Kindness, Empathy, and Friendship Theme Icon
...where Doc works and lives. And when Doc leaves the laboratory to buy beer at Lee Chong’s, Mack says, “That Doc is a fine fellow. We ought to do something for... (full context)
Chapter 2
Vice and Virtue Theme Icon
Reality, Randomness, and Disorder Theme Icon
...world and the sky-reflecting seas.” With this in mind, the author turns his attention to Lee Chong, who he asserts must be “more than a Chinese grocer,” suggesting that perhaps he... (full context)
Chapter 3
Vice and Virtue Theme Icon
Kindness, Empathy, and Friendship Theme Icon
Along with Lee Chong’s grocery store and the Palace Flophouse, Dora Flood’s brothel is an important place in... (full context)
Chapter 5
Kindness, Empathy, and Friendship Theme Icon
...who hang around and listen to the Gregorian records he often plays on the phonograph. Lee Chong also comes around to Western Biological, where he first heard a record of English... (full context)
Chapter 8
Loneliness, Melancholy, and Happiness Theme Icon
...owners decided to purchase a new one, so it was moved to the area near Lee Chong’s grocery store and the Bear Flag.

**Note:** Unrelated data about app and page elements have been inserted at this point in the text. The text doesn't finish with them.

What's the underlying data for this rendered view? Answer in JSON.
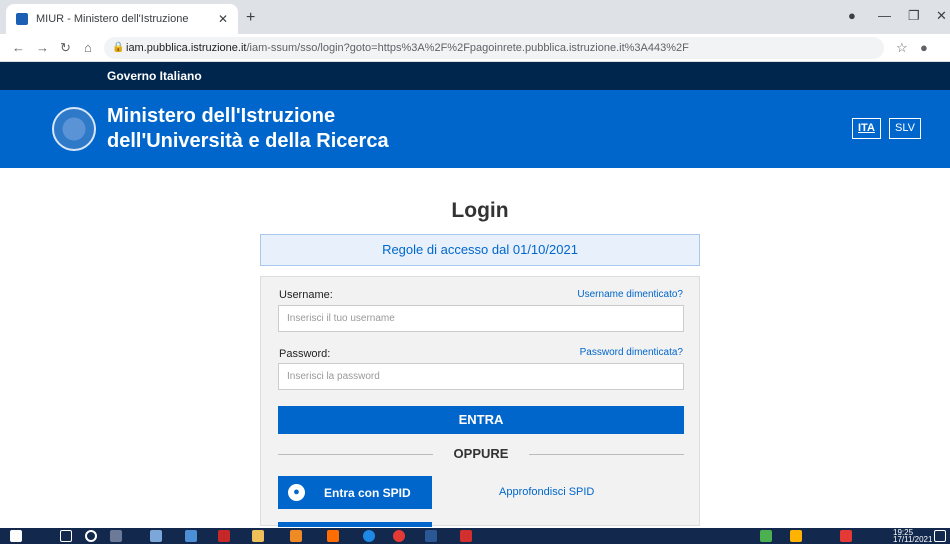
{
  "browser": {
    "tab_title": "MIUR - Ministero dell'Istruzione",
    "new_tab": "+",
    "url_host": "iam.pubblica.istruzione.it",
    "url_path": "/iam-ssum/sso/login?goto=https%3A%2F%2Fpagoinrete.pubblica.istruzione.it%3A443%2F"
  },
  "gov_bar": {
    "label": "Governo Italiano"
  },
  "header": {
    "title_line1": "Ministero dell'Istruzione",
    "title_line2": "dell'Università e della Ricerca",
    "lang_ita": "ITA",
    "lang_slv": "SLV"
  },
  "login": {
    "title": "Login",
    "notice": "Regole di accesso dal 01/10/2021",
    "username_label": "Username:",
    "username_forgot": "Username dimenticato?",
    "username_placeholder": "Inserisci il tuo username",
    "password_label": "Password:",
    "password_forgot": "Password dimenticata?",
    "password_placeholder": "Inserisci la password",
    "submit": "ENTRA",
    "or": "OPPURE",
    "spid_button": "Entra con SPID",
    "spid_info": "Approfondisci SPID"
  },
  "taskbar": {
    "time": "19:25",
    "date": "17/11/2021"
  },
  "colors": {
    "brand": "#0066cc",
    "gov_bar": "#00264d",
    "taskbar": "#12294d"
  }
}
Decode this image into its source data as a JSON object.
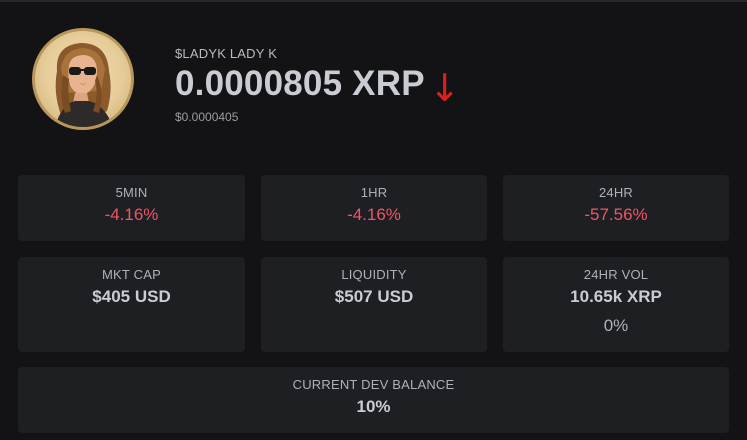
{
  "token": {
    "ticker_name": "$LADYK LADY K",
    "price_xrp": "0.0000805 XRP",
    "trend_arrow": "↓",
    "price_usd": "$0.0000405",
    "avatar_icon": "lady-portrait-avatar-icon"
  },
  "changes": [
    {
      "label": "5MIN",
      "value": "-4.16%"
    },
    {
      "label": "1HR",
      "value": "-4.16%"
    },
    {
      "label": "24HR",
      "value": "-57.56%"
    }
  ],
  "stats": {
    "mkt_cap": {
      "label": "MKT CAP",
      "value": "$405 USD"
    },
    "liquidity": {
      "label": "LIQUIDITY",
      "value": "$507 USD"
    },
    "vol_24hr": {
      "label": "24HR VOL",
      "value": "10.65k XRP",
      "sub": "0%"
    }
  },
  "dev_balance": {
    "label": "CURRENT DEV BALANCE",
    "value": "10%"
  },
  "colors": {
    "negative": "#ef5566",
    "down_arrow": "#e01d1d",
    "card_bg": "#1e1f22",
    "page_bg": "#131316"
  }
}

When the Malloys come upon it, they decide... (full context)
Chapter 9
Vice and Virtue Theme Icon
Kindness, Empathy, and Friendship Theme Icon

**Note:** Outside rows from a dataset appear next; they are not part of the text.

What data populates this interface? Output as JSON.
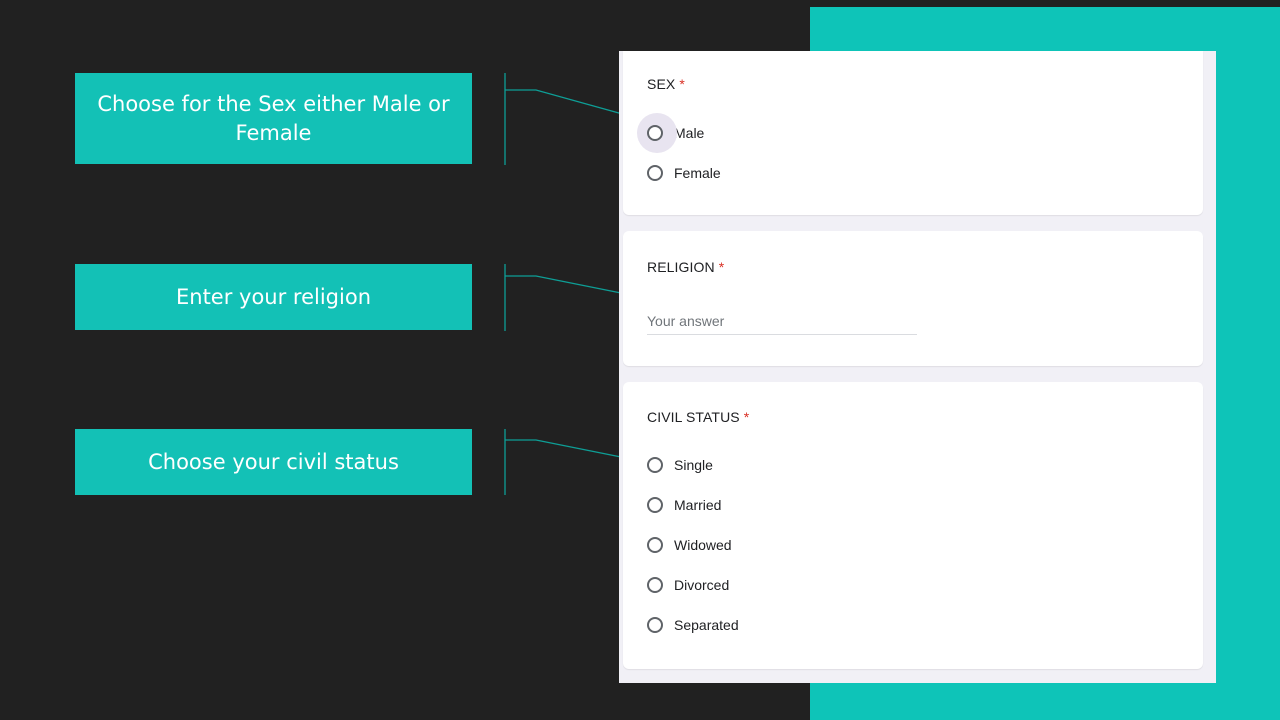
{
  "callouts": {
    "sex": "Choose for the Sex either Male or Female",
    "religion": "Enter your religion",
    "civil_status": "Choose your civil status"
  },
  "form": {
    "sex": {
      "title": "SEX",
      "required_marker": "*",
      "options": [
        "Male",
        "Female"
      ]
    },
    "religion": {
      "title": "RELIGION",
      "required_marker": "*",
      "placeholder": "Your answer"
    },
    "civil_status": {
      "title": "CIVIL STATUS",
      "required_marker": "*",
      "options": [
        "Single",
        "Married",
        "Widowed",
        "Divorced",
        "Separated"
      ]
    }
  },
  "colors": {
    "accent_teal": "#13c1b6",
    "background": "#212121",
    "required": "#d93025"
  }
}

...that he needs it to drive to La Jolla. As such, Mack decides to ask Lee Chong to borrow his truck, but first he asks Doc to lend him money for... (full context)

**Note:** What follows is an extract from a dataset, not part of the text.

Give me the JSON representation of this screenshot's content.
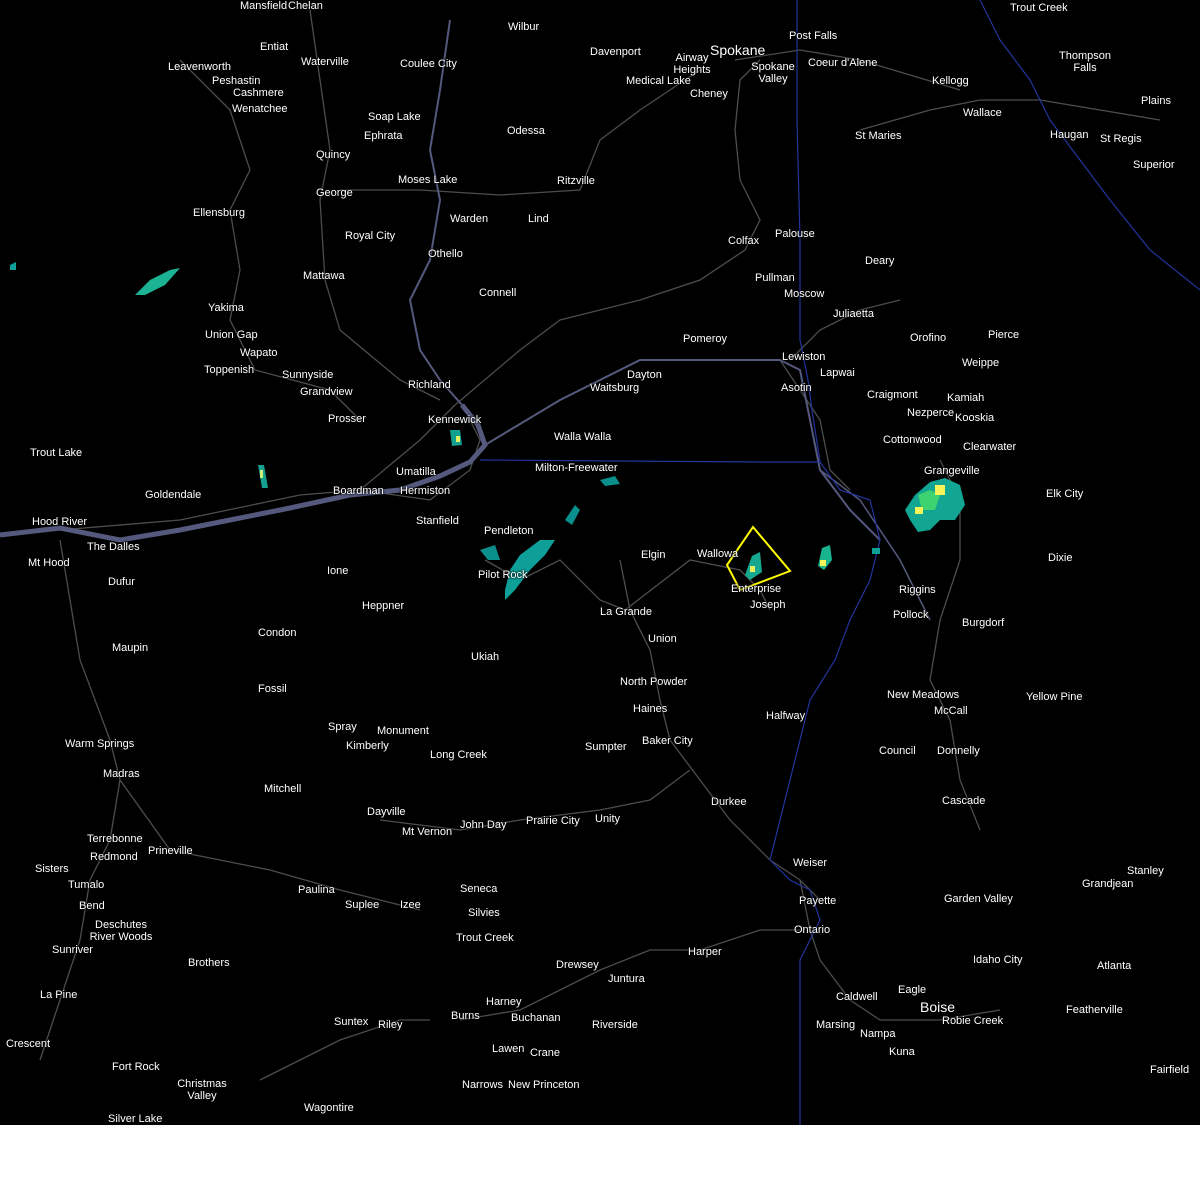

Vice and Virtue Theme Icon
Kindness, Empathy, and Friendship Theme Icon
Mack goes to Lee Chong’s and asks to borrow his truck, but Lee informs him that the truck is... (full context)
Chapter 11
Vice and Virtue Theme Icon
Kindness, Empathy, and Friendship Theme Icon
Lee Chong’s truck is a converted Model T that has seen a lot of use. Although... (full context)
Chapter 16
Vice and Virtue Theme Icon
Loneliness, Melancholy, and Happiness Theme Icon
Kindness, Empathy, and Friendship Theme Icon
...give people extra blankets and food. When Dora Flood sees him looking worn out in Lee Chong’s, she asks if there’s anything she can do to help, and he tells her... (full context)
Chapter 20
Kindness, Empathy, and Friendship Theme Icon
...thousand frogs. Doc isn’t home yet, so they start preparing for his party. Going to Lee’s grocery store, Mack says, “I and the boys are pretty short and we’re pretty hungry.... (full context)
Vice and Virtue Theme Icon
Kindness, Empathy, and Friendship Theme Icon
As soon as Lee agrees to accept frogs as payment, Mack and “the boys” go crazy buying items from... (full context)
Kindness, Empathy, and Friendship Theme Icon
...day goes on, Mack and “the boys” revel in their ability to purchase goods at Lee’s. They also lounge in the Palace Flophouse and play with Darling, their new puppy. Sitting... (full context)
Kindness, Empathy, and Friendship Theme Icon
...it, eventually deciding that they should place the crate of frogs (which now belongs to Lee) in the center of the room so that Doc will immediately see the bounty. (full context)
Vice and Virtue Theme Icon
Kindness, Empathy, and Friendship Theme Icon
Reality, Randomness, and Disorder Theme Icon
...rest of the whiskey, and people start filtering into Western Biological and getting quite drunk. Lee, for his part, drinks so much that he has to go home. At this point,... (full context)
Chapter 21
Vice and Virtue Theme Icon
Kindness, Empathy, and Friendship Theme Icon
...your face,” he says to Mack before going to buy beer at the store, where Lee can’t bring himself to look at him. (full context)
Chapter 23
Kindness, Empathy, and Friendship Theme Icon
...crack had developed in the wall of evil,” and the Bear Flag reopens. What’s more, Lee Chong forgives Mack and “the boys,” cancels their “frog debt,” and gives them a pint... (full context)
Chapter 27
Kindness, Empathy, and Friendship Theme Icon
...For instance, the prostitutes at the Bear Flag decide to make him a silk quilt. Lee Chong prepares “a twenty-five-foot string of firecrackers and a big bag of China lily bulbs.”... (full context)
Chapter 32
Loneliness, Melancholy, and Happiness Theme Icon
Reality, Randomness, and Disorder Theme Icon
...damage and smells a combination of firecrackers, wine, whiskey, and perfume. Rising, he walks to Lee’s to buy beer. “Good time?” Lee asks. “Good time!” he replies before returning to the... (full context)